Use that nesting instinct to tackle remodeling wisely
Somewhere in the fifth to ninth month of pregnancy, you may experience the instinct to "nest." Although its origins and biological triggers aren't fully understood, this is the sudden urge to tackle unfinished tasks around your home and organize your place for baby's arrival.
While the instinct is considered safe by obstetricians, it's important not to overexert yourself, despite your feelings of energy and excitement. Here are four tips to help you make the most of this biological drive.
Before you get to work on any project, start by taking stock of what you need to get done. Without a solid plan in place, it's possible you'll finish only parts of the jobs you start or simply end up repeating the same task over and over again. For example, one common effect of the instinct is the urge to unpack, pack and then repack a hospital bag.
Make a list of all the things you'd like to accomplish around the house and estimate the time you'll need to complete each. Consider skipping tasks that will take weeks or months. If your baby arrives partway through the job, chances are it will stay unfinished. Start with something small and see it through to completion. If you're satisfied with the results, move on to the next job on your list.
Tackle the right projects
Baby-related tasks should be at the top of your list, and many work well as an outlet for your instinct. Preparing the nursery or childproofing the house (though slightly premature) are both good choices. Building a crib, setting up a rocking chair or organizing clothing are all straightforward tasks with finite conditions for completion. Painting the baby's room is a possibility as well, but be careful, since paint with high levels of volatile organic compounds (VOCs) can be dangerous for mothers-to-be and children. If you want a more artistic touch, consider hiring a local artist to paint a whimsical mural in your nursery.
Avoid the wrong projects
Nesting may push you beyond simple cleaning and organizing tasks, and you may find yourself looking at old kitchen cabinets, a leaky toilet, or damaged hardwood flooring. But before you strap on knee pads and start pulling up boards, take a step back. Equalized hormone levels give you energy and excitement, but you'll tire more easily than usual. Going full-bore on a renovation may not be your best choice.
When in doubt, delegate
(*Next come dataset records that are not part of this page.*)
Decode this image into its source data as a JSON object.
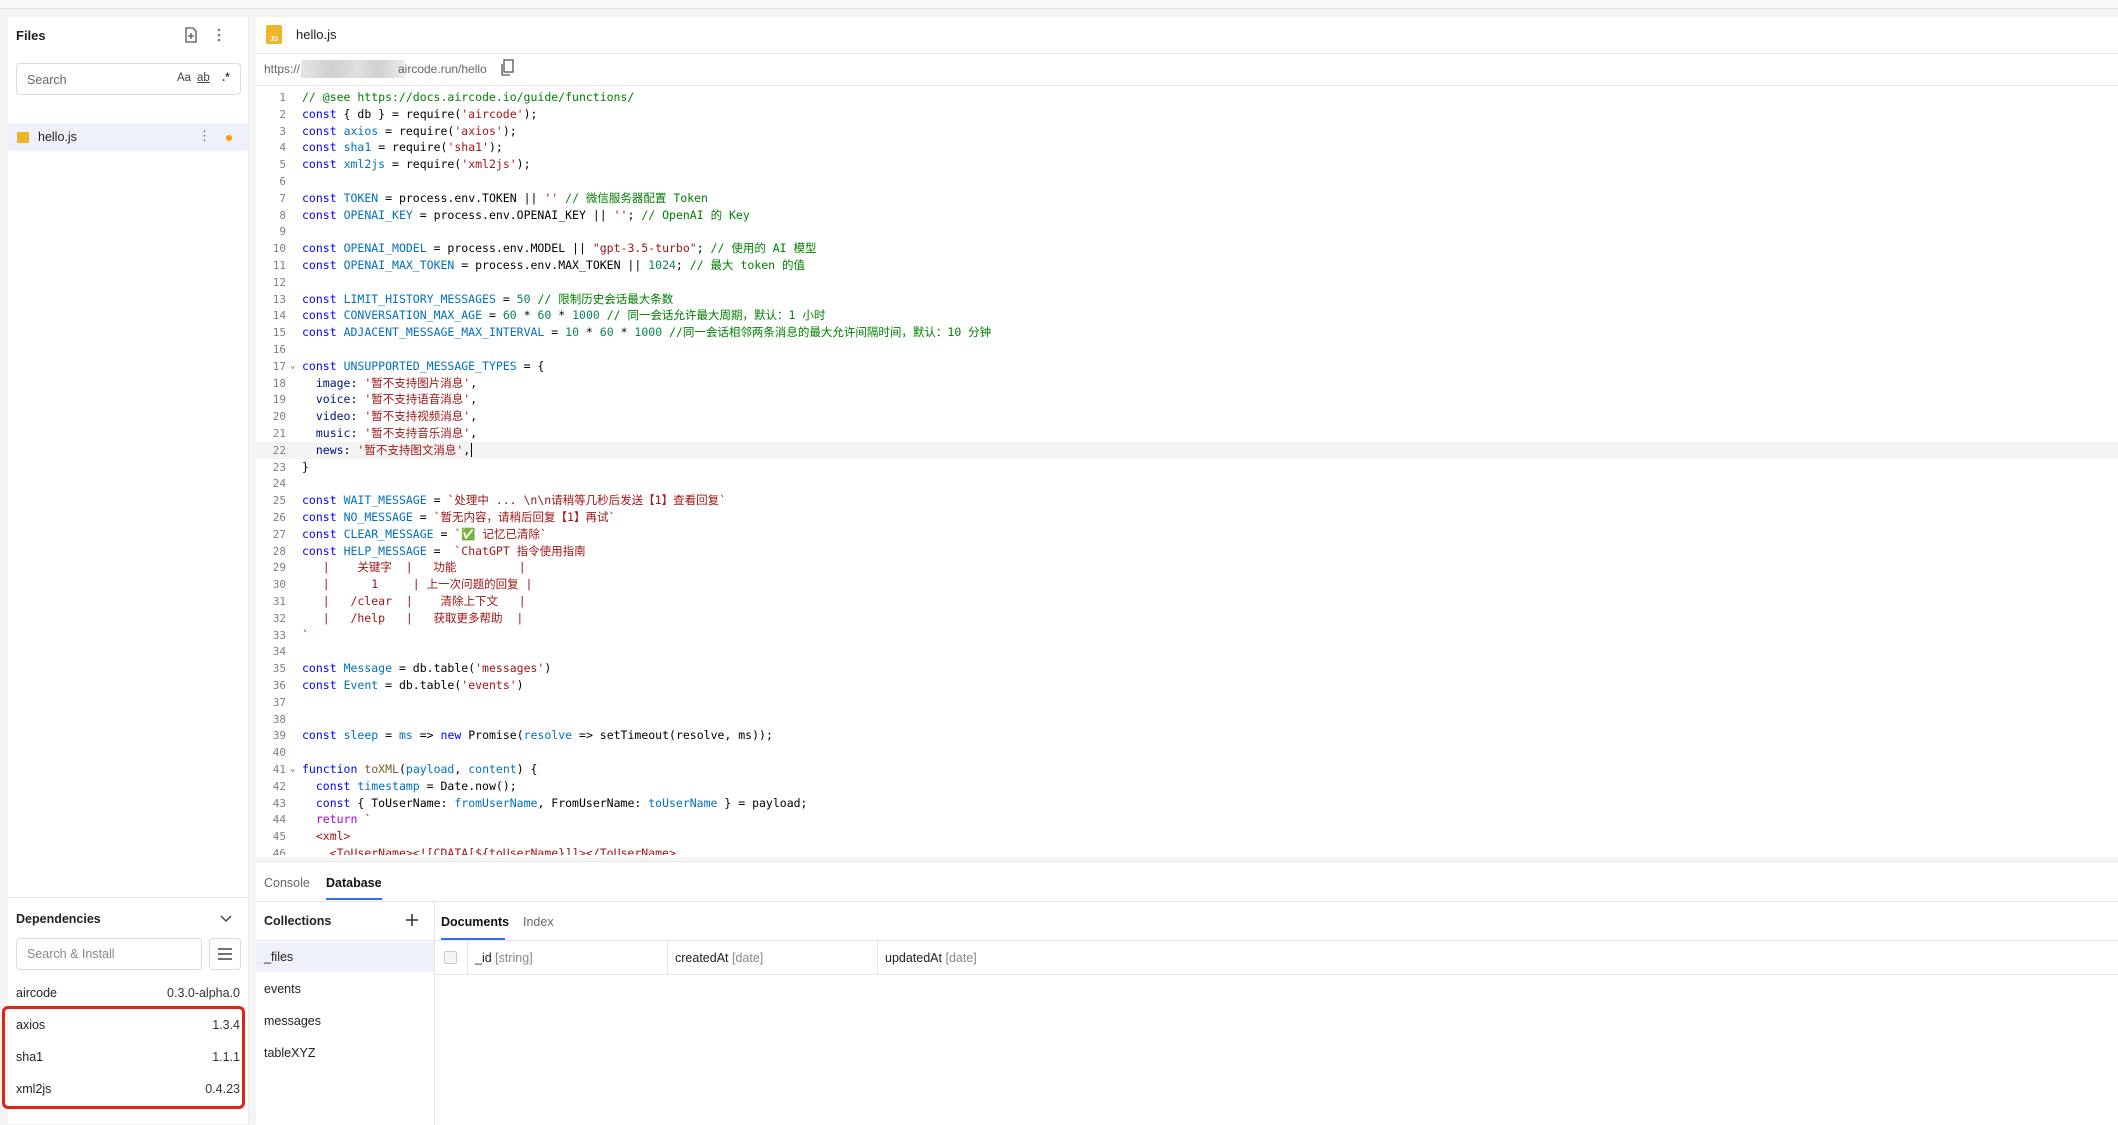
{
  "files_panel": {
    "title": "Files",
    "search_placeholder": "Search",
    "search_options": [
      "Aa",
      "ab",
      ".*"
    ],
    "files": [
      {
        "name": "hello.js"
      }
    ]
  },
  "editor": {
    "tab_title": "hello.js",
    "url_prefix": "https://",
    "url_suffix": "aircode.run/hello",
    "lines": [
      {
        "n": "1",
        "segs": [
          [
            "c",
            "// @see https://docs.aircode.io/guide/functions/"
          ]
        ]
      },
      {
        "n": "2",
        "segs": [
          [
            "k",
            "const"
          ],
          [
            "d",
            " { db } = require("
          ],
          [
            "s",
            "'aircode'"
          ],
          [
            "d",
            ");"
          ]
        ]
      },
      {
        "n": "3",
        "segs": [
          [
            "k",
            "const"
          ],
          [
            "d",
            " "
          ],
          [
            "v",
            "axios"
          ],
          [
            "d",
            " = require("
          ],
          [
            "s",
            "'axios'"
          ],
          [
            "d",
            ");"
          ]
        ]
      },
      {
        "n": "4",
        "segs": [
          [
            "k",
            "const"
          ],
          [
            "d",
            " "
          ],
          [
            "v",
            "sha1"
          ],
          [
            "d",
            " = require("
          ],
          [
            "s",
            "'sha1'"
          ],
          [
            "d",
            ");"
          ]
        ]
      },
      {
        "n": "5",
        "segs": [
          [
            "k",
            "const"
          ],
          [
            "d",
            " "
          ],
          [
            "v",
            "xml2js"
          ],
          [
            "d",
            " = require("
          ],
          [
            "s",
            "'xml2js'"
          ],
          [
            "d",
            ");"
          ]
        ]
      },
      {
        "n": "6",
        "segs": []
      },
      {
        "n": "7",
        "segs": [
          [
            "k",
            "const"
          ],
          [
            "d",
            " "
          ],
          [
            "v",
            "TOKEN"
          ],
          [
            "d",
            " = process.env.TOKEN || "
          ],
          [
            "s",
            "''"
          ],
          [
            "d",
            " "
          ],
          [
            "c",
            "// 微信服务器配置 Token"
          ]
        ]
      },
      {
        "n": "8",
        "segs": [
          [
            "k",
            "const"
          ],
          [
            "d",
            " "
          ],
          [
            "v",
            "OPENAI_KEY"
          ],
          [
            "d",
            " = process.env.OPENAI_KEY || "
          ],
          [
            "s",
            "''"
          ],
          [
            "d",
            "; "
          ],
          [
            "c",
            "// OpenAI 的 Key"
          ]
        ]
      },
      {
        "n": "9",
        "segs": []
      },
      {
        "n": "10",
        "segs": [
          [
            "k",
            "const"
          ],
          [
            "d",
            " "
          ],
          [
            "v",
            "OPENAI_MODEL"
          ],
          [
            "d",
            " = process.env.MODEL || "
          ],
          [
            "s",
            "\"gpt-3.5-turbo\""
          ],
          [
            "d",
            "; "
          ],
          [
            "c",
            "// 使用的 AI 模型"
          ]
        ]
      },
      {
        "n": "11",
        "segs": [
          [
            "k",
            "const"
          ],
          [
            "d",
            " "
          ],
          [
            "v",
            "OPENAI_MAX_TOKEN"
          ],
          [
            "d",
            " = process.env.MAX_TOKEN || "
          ],
          [
            "n",
            "1024"
          ],
          [
            "d",
            "; "
          ],
          [
            "c",
            "// 最大 token 的值"
          ]
        ]
      },
      {
        "n": "12",
        "segs": []
      },
      {
        "n": "13",
        "segs": [
          [
            "k",
            "const"
          ],
          [
            "d",
            " "
          ],
          [
            "v",
            "LIMIT_HISTORY_MESSAGES"
          ],
          [
            "d",
            " = "
          ],
          [
            "n",
            "50"
          ],
          [
            "d",
            " "
          ],
          [
            "c",
            "// 限制历史会话最大条数"
          ]
        ]
      },
      {
        "n": "14",
        "segs": [
          [
            "k",
            "const"
          ],
          [
            "d",
            " "
          ],
          [
            "v",
            "CONVERSATION_MAX_AGE"
          ],
          [
            "d",
            " = "
          ],
          [
            "n",
            "60"
          ],
          [
            "d",
            " * "
          ],
          [
            "n",
            "60"
          ],
          [
            "d",
            " * "
          ],
          [
            "n",
            "1000"
          ],
          [
            "d",
            " "
          ],
          [
            "c",
            "// 同一会话允许最大周期，默认：1 小时"
          ]
        ]
      },
      {
        "n": "15",
        "segs": [
          [
            "k",
            "const"
          ],
          [
            "d",
            " "
          ],
          [
            "v",
            "ADJACENT_MESSAGE_MAX_INTERVAL"
          ],
          [
            "d",
            " = "
          ],
          [
            "n",
            "10"
          ],
          [
            "d",
            " * "
          ],
          [
            "n",
            "60"
          ],
          [
            "d",
            " * "
          ],
          [
            "n",
            "1000"
          ],
          [
            "d",
            " "
          ],
          [
            "c",
            "//同一会话相邻两条消息的最大允许间隔时间，默认：10 分钟"
          ]
        ]
      },
      {
        "n": "16",
        "segs": []
      },
      {
        "n": "17",
        "fold": true,
        "segs": [
          [
            "k",
            "const"
          ],
          [
            "d",
            " "
          ],
          [
            "v",
            "UNSUPPORTED_MESSAGE_TYPES"
          ],
          [
            "d",
            " = {"
          ]
        ]
      },
      {
        "n": "18",
        "segs": [
          [
            "d",
            "  "
          ],
          [
            "p",
            "image"
          ],
          [
            "d",
            ": "
          ],
          [
            "s",
            "'暂不支持图片消息'"
          ],
          [
            "d",
            ","
          ]
        ]
      },
      {
        "n": "19",
        "segs": [
          [
            "d",
            "  "
          ],
          [
            "p",
            "voice"
          ],
          [
            "d",
            ": "
          ],
          [
            "s",
            "'暂不支持语音消息'"
          ],
          [
            "d",
            ","
          ]
        ]
      },
      {
        "n": "20",
        "segs": [
          [
            "d",
            "  "
          ],
          [
            "p",
            "video"
          ],
          [
            "d",
            ": "
          ],
          [
            "s",
            "'暂不支持视频消息'"
          ],
          [
            "d",
            ","
          ]
        ]
      },
      {
        "n": "21",
        "segs": [
          [
            "d",
            "  "
          ],
          [
            "p",
            "music"
          ],
          [
            "d",
            ": "
          ],
          [
            "s",
            "'暂不支持音乐消息'"
          ],
          [
            "d",
            ","
          ]
        ]
      },
      {
        "n": "22",
        "active": true,
        "cursor": true,
        "segs": [
          [
            "d",
            "  "
          ],
          [
            "p",
            "news"
          ],
          [
            "d",
            ": "
          ],
          [
            "s",
            "'暂不支持图文消息'"
          ],
          [
            "d",
            ","
          ]
        ]
      },
      {
        "n": "23",
        "segs": [
          [
            "d",
            "}"
          ]
        ]
      },
      {
        "n": "24",
        "segs": []
      },
      {
        "n": "25",
        "segs": [
          [
            "k",
            "const"
          ],
          [
            "d",
            " "
          ],
          [
            "v",
            "WAIT_MESSAGE"
          ],
          [
            "d",
            " = "
          ],
          [
            "s",
            "`处理中 ... \\n\\n请稍等几秒后发送【1】查看回复`"
          ]
        ]
      },
      {
        "n": "26",
        "segs": [
          [
            "k",
            "const"
          ],
          [
            "d",
            " "
          ],
          [
            "v",
            "NO_MESSAGE"
          ],
          [
            "d",
            " = "
          ],
          [
            "s",
            "`暂无内容，请稍后回复【1】再试`"
          ]
        ]
      },
      {
        "n": "27",
        "segs": [
          [
            "k",
            "const"
          ],
          [
            "d",
            " "
          ],
          [
            "v",
            "CLEAR_MESSAGE"
          ],
          [
            "d",
            " = "
          ],
          [
            "s",
            "`✅ 记忆已清除`"
          ]
        ]
      },
      {
        "n": "28",
        "segs": [
          [
            "k",
            "const"
          ],
          [
            "d",
            " "
          ],
          [
            "v",
            "HELP_MESSAGE"
          ],
          [
            "d",
            " =  "
          ],
          [
            "s",
            "`ChatGPT 指令使用指南"
          ]
        ]
      },
      {
        "n": "29",
        "segs": [
          [
            "s",
            "   |    关键字  |   功能         |"
          ]
        ]
      },
      {
        "n": "30",
        "segs": [
          [
            "s",
            "   |      1     | 上一次问题的回复 |"
          ]
        ]
      },
      {
        "n": "31",
        "segs": [
          [
            "s",
            "   |   /clear  |    清除上下文   |"
          ]
        ]
      },
      {
        "n": "32",
        "segs": [
          [
            "s",
            "   |   /help   |   获取更多帮助  |"
          ]
        ]
      },
      {
        "n": "33",
        "segs": [
          [
            "s",
            "`"
          ]
        ]
      },
      {
        "n": "34",
        "segs": []
      },
      {
        "n": "35",
        "segs": [
          [
            "k",
            "const"
          ],
          [
            "d",
            " "
          ],
          [
            "v",
            "Message"
          ],
          [
            "d",
            " = db.table("
          ],
          [
            "s",
            "'messages'"
          ],
          [
            "d",
            ")"
          ]
        ]
      },
      {
        "n": "36",
        "segs": [
          [
            "k",
            "const"
          ],
          [
            "d",
            " "
          ],
          [
            "v",
            "Event"
          ],
          [
            "d",
            " = db.table("
          ],
          [
            "s",
            "'events'"
          ],
          [
            "d",
            ")"
          ]
        ]
      },
      {
        "n": "37",
        "segs": []
      },
      {
        "n": "38",
        "segs": []
      },
      {
        "n": "39",
        "segs": [
          [
            "k",
            "const"
          ],
          [
            "d",
            " "
          ],
          [
            "v",
            "sleep"
          ],
          [
            "d",
            " = "
          ],
          [
            "v",
            "ms"
          ],
          [
            "d",
            " => "
          ],
          [
            "k",
            "new"
          ],
          [
            "d",
            " Promise("
          ],
          [
            "v",
            "resolve"
          ],
          [
            "d",
            " => setTimeout(resolve, ms));"
          ]
        ]
      },
      {
        "n": "40",
        "segs": []
      },
      {
        "n": "41",
        "fold": true,
        "segs": [
          [
            "k",
            "function"
          ],
          [
            "d",
            " "
          ],
          [
            "f",
            "toXML"
          ],
          [
            "d",
            "("
          ],
          [
            "v",
            "payload"
          ],
          [
            "d",
            ", "
          ],
          [
            "v",
            "content"
          ],
          [
            "d",
            ") {"
          ]
        ]
      },
      {
        "n": "42",
        "segs": [
          [
            "d",
            "  "
          ],
          [
            "k",
            "const"
          ],
          [
            "d",
            " "
          ],
          [
            "v",
            "timestamp"
          ],
          [
            "d",
            " = Date.now();"
          ]
        ]
      },
      {
        "n": "43",
        "segs": [
          [
            "d",
            "  "
          ],
          [
            "k",
            "const"
          ],
          [
            "d",
            " { ToUserName: "
          ],
          [
            "v",
            "fromUserName"
          ],
          [
            "d",
            ", FromUserName: "
          ],
          [
            "v",
            "toUserName"
          ],
          [
            "d",
            " } = payload;"
          ]
        ]
      },
      {
        "n": "44",
        "segs": [
          [
            "d",
            "  "
          ],
          [
            "kw",
            "return"
          ],
          [
            "d",
            " "
          ],
          [
            "s",
            "`"
          ]
        ]
      },
      {
        "n": "45",
        "segs": [
          [
            "d",
            "  "
          ],
          [
            "s",
            "<xml>"
          ]
        ]
      },
      {
        "n": "46",
        "segs": [
          [
            "d",
            "    "
          ],
          [
            "s",
            "<ToUserName><![CDATA[${toUserName}]]></ToUserName>"
          ]
        ]
      }
    ]
  },
  "bottom_panel": {
    "tabs": [
      "Console",
      "Database"
    ],
    "active_tab": "Database",
    "collections_title": "Collections",
    "collections": [
      "_files",
      "events",
      "messages",
      "tableXYZ"
    ],
    "selected_collection": "_files",
    "doc_tabs": [
      "Documents",
      "Index"
    ],
    "columns": [
      {
        "name": "_id",
        "type": "[string]"
      },
      {
        "name": "createdAt",
        "type": "[date]"
      },
      {
        "name": "updatedAt",
        "type": "[date]"
      }
    ]
  },
  "dependencies": {
    "title": "Dependencies",
    "search_placeholder": "Search & Install",
    "items": [
      {
        "name": "aircode",
        "version": "0.3.0-alpha.0"
      },
      {
        "name": "axios",
        "version": "1.3.4"
      },
      {
        "name": "sha1",
        "version": "1.1.1"
      },
      {
        "name": "xml2js",
        "version": "0.4.23"
      }
    ]
  },
  "colors": {
    "accent": "#2f6feb",
    "highlight": "#e2231a",
    "file_badge": "#f0b429",
    "unsaved_dot": "#f59e0b"
  }
}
Now's the time to be the perfect project manager. If you have a partner, consider partnering up to tackle bigger jobs. You can source out materials and prices and do all the planning, and your other half can do the physical labor.
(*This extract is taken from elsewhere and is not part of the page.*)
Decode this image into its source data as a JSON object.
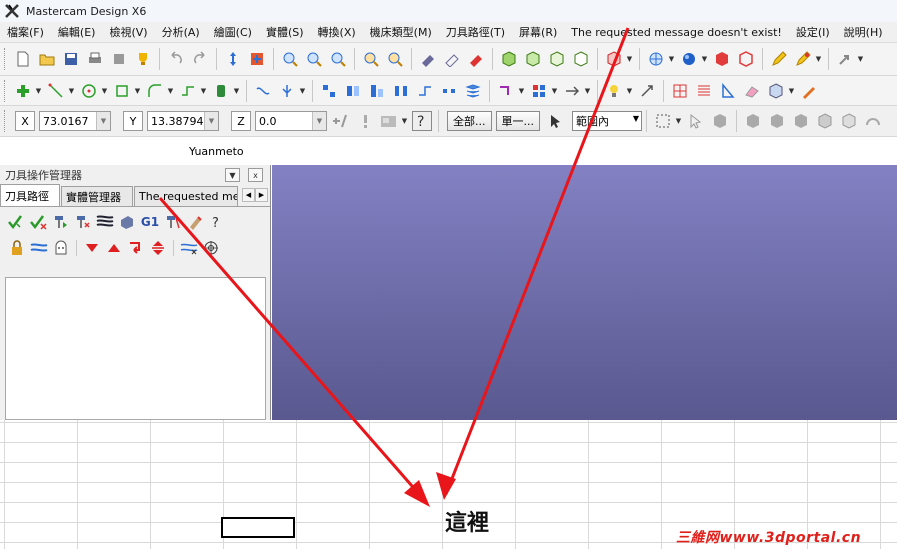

If you're thinking about a bigger job like landscaping, a kitchen renovation or bathroom remodel, you might want to hire a professional contractor to get the work done. This still gives you the control over what gets completed and how, but you can act in a supervisory capacity, directing the work as you see fit. Be sure to get a solid time line from your contractor, however, since you don't want a kitchen demolition happening just as you bring your newborn home.